for full credit. The penalty for a file that does not validate is 10%.
- See the plan of attack above!
- General debug strategy:
- First, run Perl from the command line and make sure
it works (see below). Include
actual arguments so you can see it’s really working.
- Second, run Perl via the webserver directly, e.g.
- Finally, try it all from HTML via the browser. If this doesn’t work
- Look first at the Error console!
- Use window.alert() to see what is happening. In particular, check what URL you are
actually using to invoke Perl.
- Did I mention looking at the Error console?
- As always, the “Error Console” in Firefox is
- Perl is easier to debug via the windows command line.
You should first check for syntax errors by just “checking” the file:
perl –c -w myquery.pl

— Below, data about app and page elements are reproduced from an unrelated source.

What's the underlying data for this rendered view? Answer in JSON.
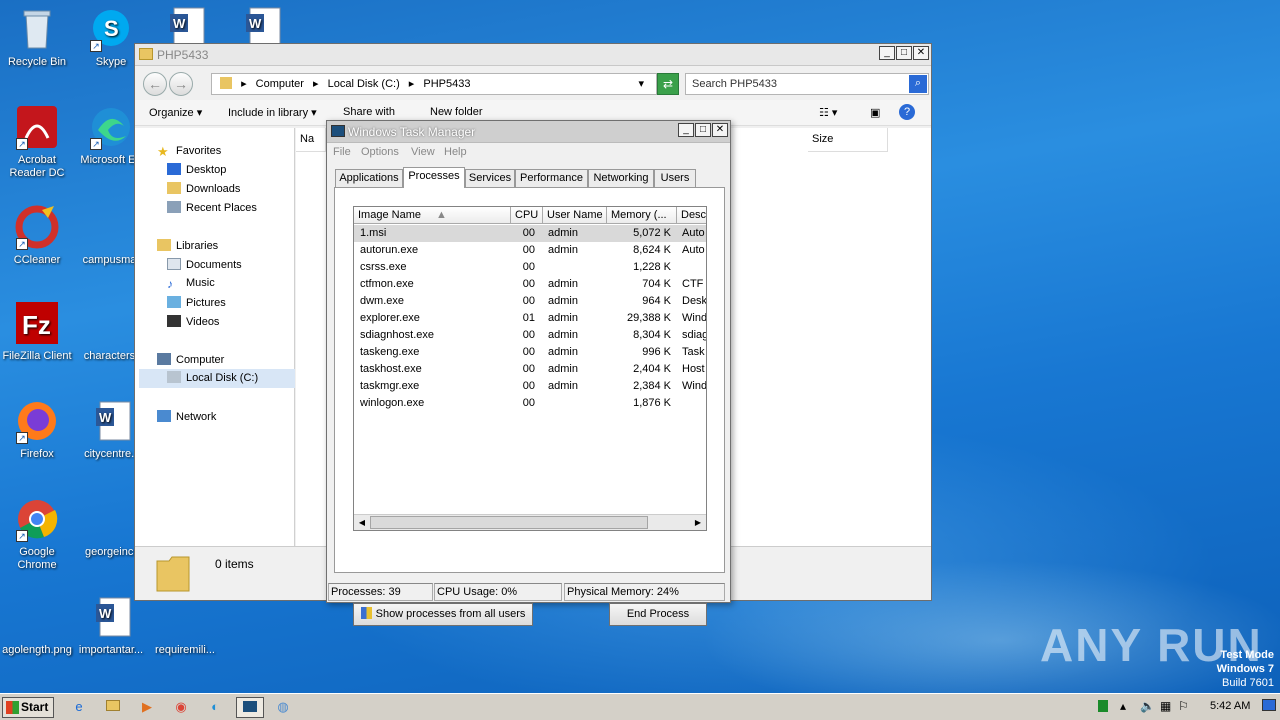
{
  "desktop": {
    "icons": [
      {
        "label": "Recycle Bin"
      },
      {
        "label": "Skype"
      },
      {
        "label": "Acrobat Reader DC"
      },
      {
        "label": "Microsoft Ed"
      },
      {
        "label": "CCleaner"
      },
      {
        "label": "campusmat"
      },
      {
        "label": "FileZilla Client"
      },
      {
        "label": "characterst"
      },
      {
        "label": "Firefox"
      },
      {
        "label": "citycentre.r"
      },
      {
        "label": "Google Chrome"
      },
      {
        "label": "georgeincr"
      },
      {
        "label": "agolength.png"
      },
      {
        "label": "importantar..."
      },
      {
        "label": "requiremili..."
      }
    ]
  },
  "explorer": {
    "title": "PHP5433",
    "address": [
      "Computer",
      "Local Disk (C:)",
      "PHP5433"
    ],
    "search_placeholder": "Search PHP5433",
    "toolbar": {
      "organize": "Organize",
      "include": "Include in library",
      "share": "Share with",
      "newfolder": "New folder"
    },
    "nav": {
      "favorites": "Favorites",
      "desktop": "Desktop",
      "downloads": "Downloads",
      "recent": "Recent Places",
      "libraries": "Libraries",
      "documents": "Documents",
      "music": "Music",
      "pictures": "Pictures",
      "videos": "Videos",
      "computer": "Computer",
      "localdisk": "Local Disk (C:)",
      "network": "Network"
    },
    "columns": {
      "name": "Na",
      "size": "Size"
    },
    "status": "0 items"
  },
  "taskmgr": {
    "title": "Windows Task Manager",
    "menu": [
      "File",
      "Options",
      "View",
      "Help"
    ],
    "tabs": [
      "Applications",
      "Processes",
      "Services",
      "Performance",
      "Networking",
      "Users"
    ],
    "active_tab": "Processes",
    "columns": [
      "Image Name",
      "CPU",
      "User Name",
      "Memory (...",
      "Desc"
    ],
    "processes": [
      {
        "name": "1.msi",
        "cpu": "00",
        "user": "admin",
        "mem": "5,072 K",
        "desc": "Auto"
      },
      {
        "name": "autorun.exe",
        "cpu": "00",
        "user": "admin",
        "mem": "8,624 K",
        "desc": "Auto"
      },
      {
        "name": "csrss.exe",
        "cpu": "00",
        "user": "",
        "mem": "1,228 K",
        "desc": ""
      },
      {
        "name": "ctfmon.exe",
        "cpu": "00",
        "user": "admin",
        "mem": "704 K",
        "desc": "CTF I"
      },
      {
        "name": "dwm.exe",
        "cpu": "00",
        "user": "admin",
        "mem": "964 K",
        "desc": "Desk"
      },
      {
        "name": "explorer.exe",
        "cpu": "01",
        "user": "admin",
        "mem": "29,388 K",
        "desc": "Wind"
      },
      {
        "name": "sdiagnhost.exe",
        "cpu": "00",
        "user": "admin",
        "mem": "8,304 K",
        "desc": "sdiag"
      },
      {
        "name": "taskeng.exe",
        "cpu": "00",
        "user": "admin",
        "mem": "996 K",
        "desc": "Task"
      },
      {
        "name": "taskhost.exe",
        "cpu": "00",
        "user": "admin",
        "mem": "2,404 K",
        "desc": "Host"
      },
      {
        "name": "taskmgr.exe",
        "cpu": "00",
        "user": "admin",
        "mem": "2,384 K",
        "desc": "Wind"
      },
      {
        "name": "winlogon.exe",
        "cpu": "00",
        "user": "",
        "mem": "1,876 K",
        "desc": ""
      }
    ],
    "show_all_label": "Show processes from all users",
    "end_process_label": "End Process",
    "status": {
      "processes": "Processes: 39",
      "cpu": "CPU Usage: 0%",
      "memory": "Physical Memory: 24%"
    }
  },
  "taskbar": {
    "start_label": "Start",
    "clock": "5:42 AM"
  },
  "watermark": {
    "brand": "ANY RUN",
    "testmode_line1": "Test Mode",
    "testmode_line2": "Windows 7",
    "testmode_line3": "Build 7601"
  }
}
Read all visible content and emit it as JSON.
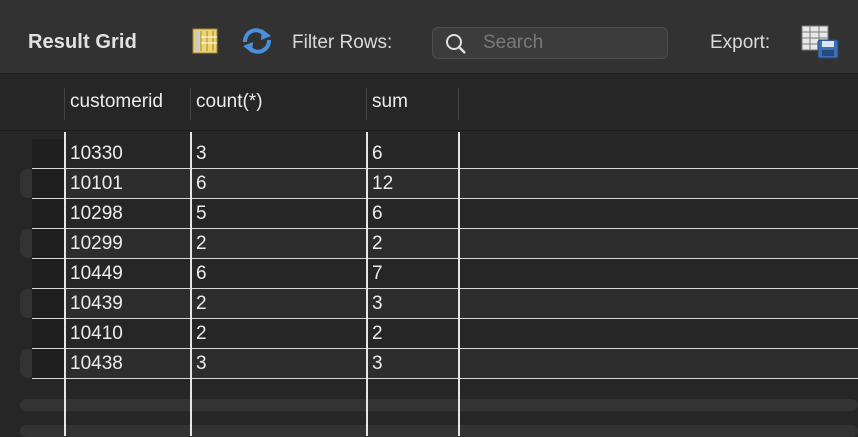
{
  "toolbar": {
    "title": "Result Grid",
    "filter_label": "Filter Rows:",
    "search_placeholder": "Search",
    "export_label": "Export:",
    "icons": [
      "grid-layout-icon",
      "refresh-icon",
      "search-icon",
      "export-table-icon"
    ]
  },
  "grid": {
    "columns": [
      "customerid",
      "count(*)",
      "sum"
    ],
    "rows": [
      [
        "10330",
        "3",
        "6"
      ],
      [
        "10101",
        "6",
        "12"
      ],
      [
        "10298",
        "5",
        "6"
      ],
      [
        "10299",
        "2",
        "2"
      ],
      [
        "10449",
        "6",
        "7"
      ],
      [
        "10439",
        "2",
        "3"
      ],
      [
        "10410",
        "2",
        "2"
      ],
      [
        "10438",
        "3",
        "3"
      ]
    ]
  },
  "colors": {
    "background": "#262626",
    "toolbar": "#323232",
    "grid_line": "#e6e6e6",
    "refresh_accent": "#4a8fe0"
  }
}
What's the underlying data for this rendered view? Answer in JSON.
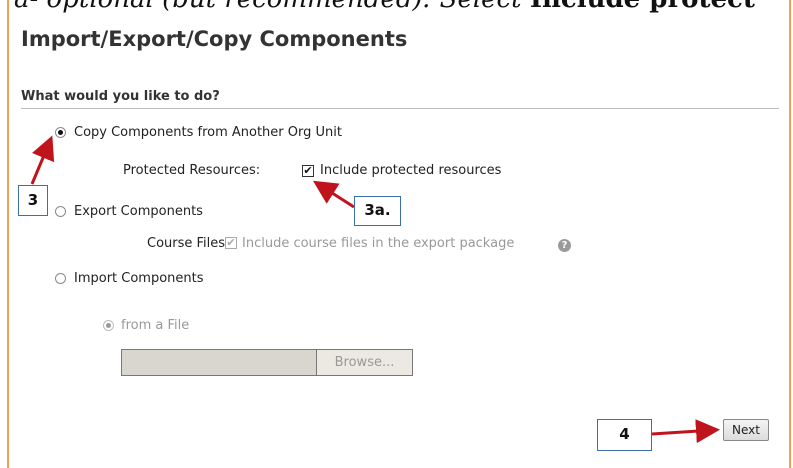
{
  "background_text": {
    "italic": "a- optional (but recommended): Select",
    "bold": "Include protect"
  },
  "page": {
    "title": "Import/Export/Copy Components",
    "section_title": "What would you like to do?"
  },
  "options": {
    "copy": {
      "label": "Copy Components from Another Org Unit",
      "checked": true
    },
    "protected_resources": {
      "label": "Protected Resources:",
      "checkbox_label": "Include protected resources",
      "checked": true
    },
    "export": {
      "label": "Export Components",
      "checked": false
    },
    "course_files": {
      "label": "Course Files:",
      "checkbox_label": "Include course files in the export package",
      "checked": true,
      "disabled": true
    },
    "import": {
      "label": "Import Components",
      "checked": false
    },
    "from_file": {
      "label": "from a File",
      "checked": true,
      "disabled": true
    }
  },
  "file_input": {
    "value": ""
  },
  "buttons": {
    "browse": "Browse...",
    "next": "Next"
  },
  "callouts": {
    "step3": "3",
    "step3a": "3a.",
    "step4": "4"
  },
  "icons": {
    "help": "help-icon",
    "checkmark": "✔"
  },
  "colors": {
    "accent_border": "#f0a054",
    "arrow": "#c0141c",
    "callout_border": "#3b6faa"
  }
}
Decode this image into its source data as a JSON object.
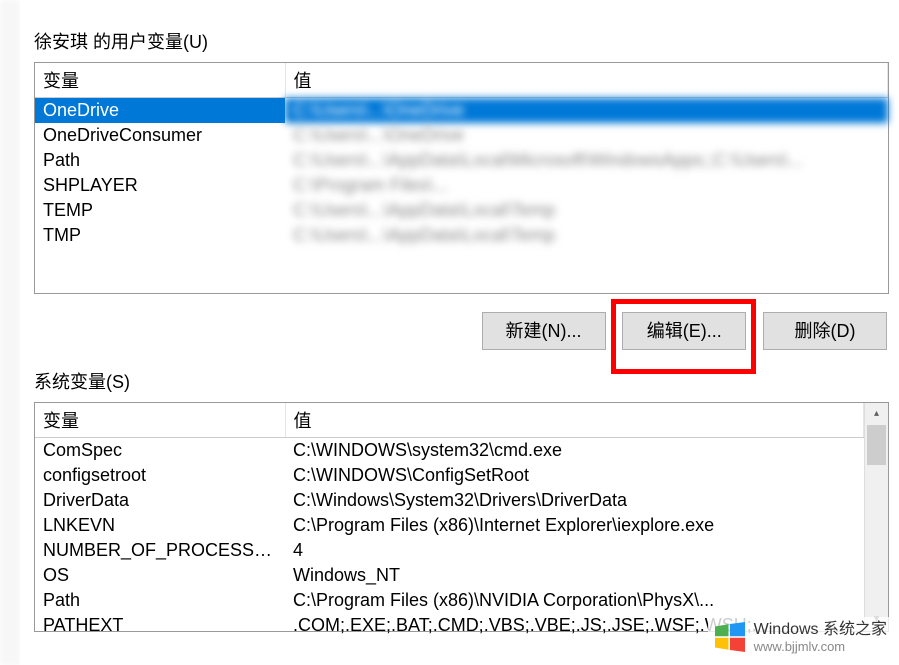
{
  "userSection": {
    "label": "徐安琪 的用户变量(U)",
    "columns": {
      "var": "变量",
      "val": "值"
    },
    "rows": [
      {
        "var": "OneDrive",
        "val": "C:\\Users\\...\\OneDrive",
        "selected": true,
        "blurValue": true
      },
      {
        "var": "OneDriveConsumer",
        "val": "C:\\Users\\...\\OneDrive",
        "blurValue": true
      },
      {
        "var": "Path",
        "val": "C:\\Users\\...\\AppData\\Local\\Microsoft\\WindowsApps;;C:\\Users\\...",
        "blurValue": true
      },
      {
        "var": "SHPLAYER",
        "val": "C:\\Program Files\\...",
        "blurValue": true
      },
      {
        "var": "TEMP",
        "val": "C:\\Users\\...\\AppData\\Local\\Temp",
        "blurValue": true
      },
      {
        "var": "TMP",
        "val": "C:\\Users\\...\\AppData\\Local\\Temp",
        "blurValue": true
      }
    ]
  },
  "buttons": {
    "new": "新建(N)...",
    "edit": "编辑(E)...",
    "delete": "删除(D)"
  },
  "sysSection": {
    "label": "系统变量(S)",
    "columns": {
      "var": "变量",
      "val": "值"
    },
    "rows": [
      {
        "var": "ComSpec",
        "val": "C:\\WINDOWS\\system32\\cmd.exe"
      },
      {
        "var": "configsetroot",
        "val": "C:\\WINDOWS\\ConfigSetRoot"
      },
      {
        "var": "DriverData",
        "val": "C:\\Windows\\System32\\Drivers\\DriverData"
      },
      {
        "var": "LNKEVN",
        "val": "C:\\Program Files (x86)\\Internet Explorer\\iexplore.exe"
      },
      {
        "var": "NUMBER_OF_PROCESSORS",
        "val": "4"
      },
      {
        "var": "OS",
        "val": "Windows_NT"
      },
      {
        "var": "Path",
        "val": "C:\\Program Files (x86)\\NVIDIA Corporation\\PhysX\\..."
      },
      {
        "var": "PATHEXT",
        "val": ".COM;.EXE;.BAT;.CMD;.VBS;.VBE;.JS;.JSE;.WSF;.WSH;..."
      }
    ]
  },
  "watermark": {
    "brand": "Windows 系统之家",
    "url": "www.bjjmlv.com"
  },
  "colors": {
    "selection": "#0078d7",
    "highlight": "#ff0000"
  }
}
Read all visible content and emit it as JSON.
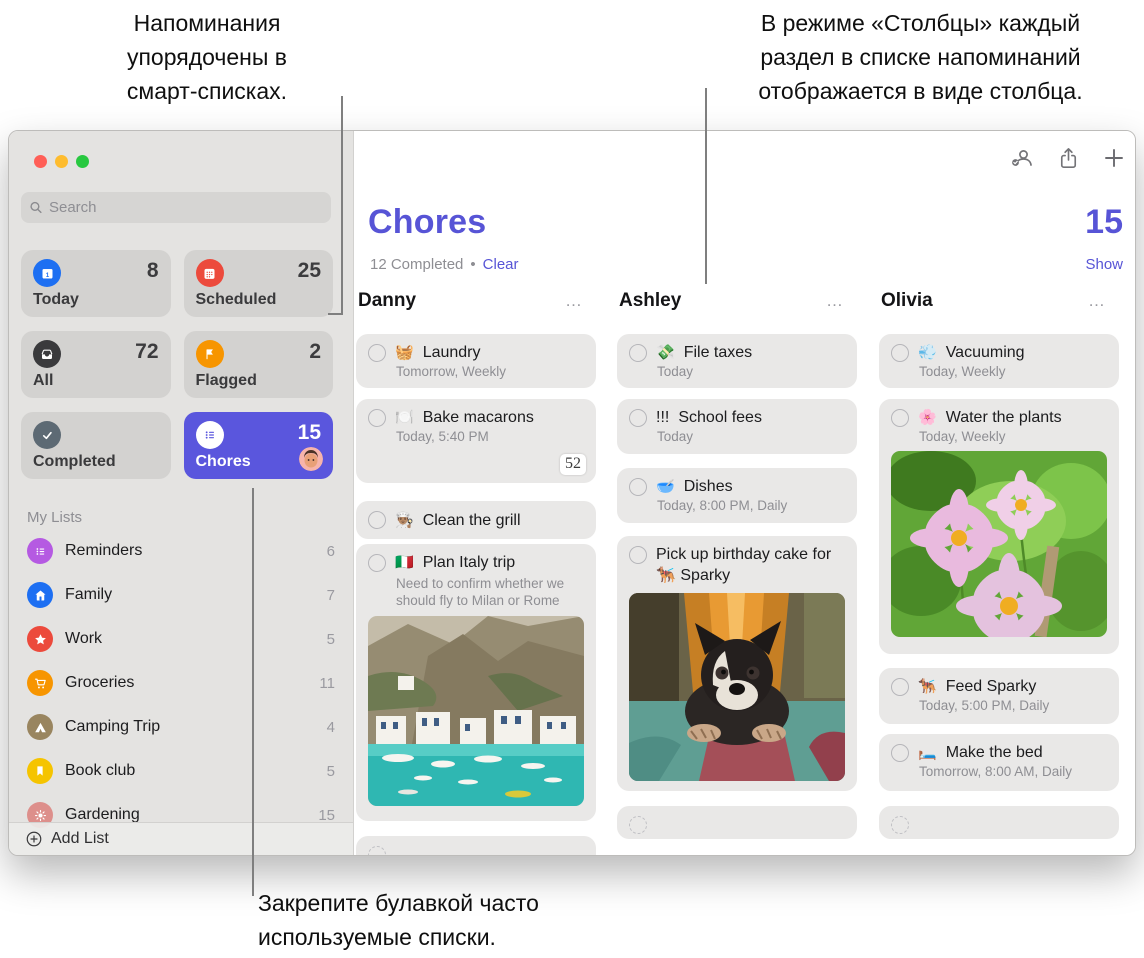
{
  "callouts": {
    "top_left": "Напоминания\nупорядочены в\nсмарт-списках.",
    "top_right": "В режиме «Столбцы» каждый\nраздел в списке напоминаний\nотображается в виде столбца.",
    "bottom": "Закрепите булавкой часто\nиспользуемые списки."
  },
  "window": {
    "sidebar": {
      "search_placeholder": "Search",
      "smart_lists": [
        {
          "label": "Today",
          "count": "8",
          "icon": "calendar-today-icon",
          "color": "#1d6ff2"
        },
        {
          "label": "Scheduled",
          "count": "25",
          "icon": "calendar-grid-icon",
          "color": "#ec4a3c"
        },
        {
          "label": "All",
          "count": "72",
          "icon": "inbox-tray-icon",
          "color": "#3a3a3c"
        },
        {
          "label": "Flagged",
          "count": "2",
          "icon": "flag-icon",
          "color": "#f79500"
        },
        {
          "label": "Completed",
          "count": "",
          "icon": "checkmark-icon",
          "color": "#5d6a74"
        },
        {
          "label": "Chores",
          "count": "15",
          "icon": "bullet-list-icon",
          "color": "#5a56dd",
          "selected": true,
          "avatar": "memoji-avatar"
        }
      ],
      "my_lists_header": "My Lists",
      "my_lists": [
        {
          "label": "Reminders",
          "count": "6",
          "icon": "bullet-list-icon",
          "color": "#b55ae2"
        },
        {
          "label": "Family",
          "count": "7",
          "icon": "house-icon",
          "color": "#1d6ff2"
        },
        {
          "label": "Work",
          "count": "5",
          "icon": "star-icon",
          "color": "#ec4a3c"
        },
        {
          "label": "Groceries",
          "count": "11",
          "icon": "cart-icon",
          "color": "#f79500"
        },
        {
          "label": "Camping Trip",
          "count": "4",
          "icon": "tent-icon",
          "color": "#99855f"
        },
        {
          "label": "Book club",
          "count": "5",
          "icon": "bookmark-icon",
          "color": "#f5c400"
        },
        {
          "label": "Gardening",
          "count": "15",
          "icon": "sun-icon",
          "color": "#dd8f8b"
        }
      ],
      "add_list_label": "Add List"
    },
    "toolbar_icons": [
      "shared-contact-icon",
      "share-icon",
      "add-reminder-icon"
    ],
    "header": {
      "title": "Chores",
      "accent_color": "#5754d6",
      "completed_summary": "12 Completed",
      "dot": "•",
      "clear_label": "Clear",
      "total_count": "15",
      "show_label": "Show"
    },
    "columns": [
      {
        "name": "Danny",
        "menu_ellipsis": "…",
        "cards": [
          {
            "emoji": "🧺",
            "title": "Laundry",
            "subtitle": "Tomorrow, Weekly"
          },
          {
            "emoji": "🍽️",
            "title": "Bake macarons",
            "subtitle": "Today, 5:40 PM",
            "thumbnail_label": "52"
          },
          {
            "emoji": "👨🏽‍🍳",
            "title": "Clean the grill"
          },
          {
            "emoji": "🇮🇹",
            "title": "Plan Italy trip",
            "note": "Need to confirm whether we should fly to Milan or Rome",
            "photo": "italy-harbor-photo"
          },
          {
            "empty": true
          }
        ]
      },
      {
        "name": "Ashley",
        "menu_ellipsis": "…",
        "cards": [
          {
            "emoji": "💸",
            "title": "File taxes",
            "subtitle": "Today"
          },
          {
            "priority": "!!!",
            "title": "School fees",
            "subtitle": "Today"
          },
          {
            "emoji": "🥣",
            "title": "Dishes",
            "subtitle": "Today, 8:00 PM, Daily"
          },
          {
            "title": "Pick up birthday cake for 🐕‍🦺 Sparky",
            "photo": "dog-on-rug-photo"
          },
          {
            "empty": true
          }
        ]
      },
      {
        "name": "Olivia",
        "menu_ellipsis": "…",
        "cards": [
          {
            "emoji": "💨",
            "title": "Vacuuming",
            "subtitle": "Today, Weekly"
          },
          {
            "emoji": "🌸",
            "title": "Water the plants",
            "subtitle": "Today, Weekly",
            "photo": "cosmos-flowers-photo"
          },
          {
            "emoji": "🐕‍🦺",
            "title": "Feed Sparky",
            "subtitle": "Today, 5:00 PM, Daily"
          },
          {
            "emoji": "🛏️",
            "title": "Make the bed",
            "subtitle": "Tomorrow, 8:00 AM, Daily"
          },
          {
            "empty": true
          }
        ]
      }
    ]
  }
}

Once that works run it for real:
perl -w myquery.pl
If needed, you can provide CGI arguments like this:
perl –w myquery.pl
- On the command line, database errors will usually
appear automatically. From the
browser, they won’t – instead insert this as a debug:
- CREATE TABLE comments
(USER_NAME VARCHAR(20), TIMESTAMP DATETIME, COMMENT MEDIUMTEXT, PAGE
- INSERT INTO comments
(USER_NAME, TIMESTAMP, COMMENT, PAGE) VALUES ('Jamie', '2006-09-27
11:30:00', 'hi', 2);
- CREATE TABLE topics
(TOPIC VARCHAR(20), OWNER VARCHAR(20));
- INSERT INTO topics
(TOPIC, OWNER) VALUES ('Cars', ‘Jamie’);
- Note: ID is
automatically created with the table, no need to specify it.
- Do not use
the die() function alone – the error it generates can’t be seen from your
All of your files for Lab07 should be in a folder
called "Lab07" (without the quotes) on the Web drive.
Your main page for Lab07 should be called
"index.html" (without the quotes) and placed inside the folder Lab01.
Your instructor will assume that your web pages are
viewable at http://www.mXXXXXX.it452.cs.usna.edu/Lab07/index.html
where XXXXXX is your alpha number. You should check that this URL is viewable
and that everything works correctly from a computer where somebody else is
logged in. If you've goofed and linked to a file on your X drive, this will
help you catch it!
All files must be complete and saved to your Web drive
before you submit the hardcopy of your assignment. Do NOT modify your files
after you have submitted your assignment.
Turn in the following hardcopy on or before the due
date, stapled together in the following order (coversheet on top):
A completed assignment coversheet. Your comments will help us improve the
The first page of the output of the W3C validator, as
run on the final version of your Lab07 HTML that does the new
transformation. This should show that
your document correctly validated, but turn it in anyway if you can’t get your
page to validate.
A printout of the
source to your Lab07/index.html file (or other HTML file that has the new transformation). Truncated lines are not acceptable – use
Crimson Editor vice Notepad if needed for printing. You could also paste into Microsoft Word etc.
does the transformation and insertion is acceptable if you wish.
Printout of your Perl/PHP file that acts as a proxy
Printout of sample.xml
returned by the web service you use. Just the first page is okay, if long.
Printout of your XSL file